Over time, religious groups may shift from one market to another. Many Qigong groups, operating under the name of “science of health,” belonged to the gray market for most of the 1980s and 1990s. In 1999, however, Falun Gong 法轮功, a large Qigong group spreading throughout the country, launched a sit-in surrounding the headquarters of the CCP. This event irritated the party-state, which ruthlessly suppressed Falun Gong and also disbanded all other Qigong sects, thus driving Qigong practices into the black market. Moreover, through policy adjustments and pressure, the Three-Self Patriotic Movement, the official Protestant association, has reached out and successfully convinced some house churches to be incorporated into the legal group. These churches moved from the gray market to the red market. They obtained legal status and more resources, but at the price of submitting to party-state scrutiny and control. Other market shifts are possible as well. A red-market group can shift to the black or gray market if its leaders decide to pursue more autonomy. For example, between 2013 and 2016, Zhejiang authorities carried out a campaign to remove crosses on church rooftops. Many defiant church leaders were punished, and some pastors were jailed. In response, many ministers within the official association dropped out and began to work with house churches or went underground.

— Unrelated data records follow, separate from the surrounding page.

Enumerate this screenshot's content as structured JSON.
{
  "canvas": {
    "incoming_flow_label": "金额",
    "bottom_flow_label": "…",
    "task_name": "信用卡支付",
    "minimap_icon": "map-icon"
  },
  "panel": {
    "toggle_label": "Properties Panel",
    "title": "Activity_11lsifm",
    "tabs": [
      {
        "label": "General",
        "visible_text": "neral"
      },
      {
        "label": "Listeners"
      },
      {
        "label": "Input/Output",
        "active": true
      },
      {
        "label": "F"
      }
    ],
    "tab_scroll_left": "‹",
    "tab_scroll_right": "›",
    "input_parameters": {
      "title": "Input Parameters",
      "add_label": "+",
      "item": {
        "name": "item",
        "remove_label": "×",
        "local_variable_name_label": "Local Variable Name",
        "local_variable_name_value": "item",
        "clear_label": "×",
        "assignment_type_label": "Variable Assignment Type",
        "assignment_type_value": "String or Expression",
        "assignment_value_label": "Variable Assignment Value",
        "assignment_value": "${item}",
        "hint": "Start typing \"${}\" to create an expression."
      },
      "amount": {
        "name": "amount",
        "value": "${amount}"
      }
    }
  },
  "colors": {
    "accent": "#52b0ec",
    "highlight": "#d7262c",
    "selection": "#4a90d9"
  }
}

The religious landscape in China is complex, extending over a vast land with diverse geographical terrain, local and ethnic cultures, and political and economic contexts. It is also subject to sudden changes, as China is in the process of rapid modernization. The descriptions of the three markets in the sections that follow can only provide a broad overview of major religious groups at the national level. The five red-market religions are presented in chronological order, according to the year in which the corresponding national association was established: Buddhism (1953), Islam (1953), Protestantism (1954), Daoism (1957), and Catholicism (1957). The gray-market religions vary widely and have fluid boundaries, and thus we could only describe a set of distinctive examples, including Confucianism, folk religion, house churches, underground Catholic churches, and the Mao cult. There is a lack of scholarly studies on the black-market religions, with the exception of Falun Gong. We have provided a profile of each of these religious groups based on the available published evidence.


The triple market theory was first articulated in an article (F. Yang, “The Red, Black, and Gray Markets”) and was subsequently modified and incorporated into F. Yang, Religion in China.


For further analysis of the relationships between official religious organizations and the government, see Bays, “Chinese Protestant Christianity Today”; Madsen, China’s Catholics, 25–49; Gladney, “Islam in China”; Yang and Wei, “The Bailin Buddhist Temple.”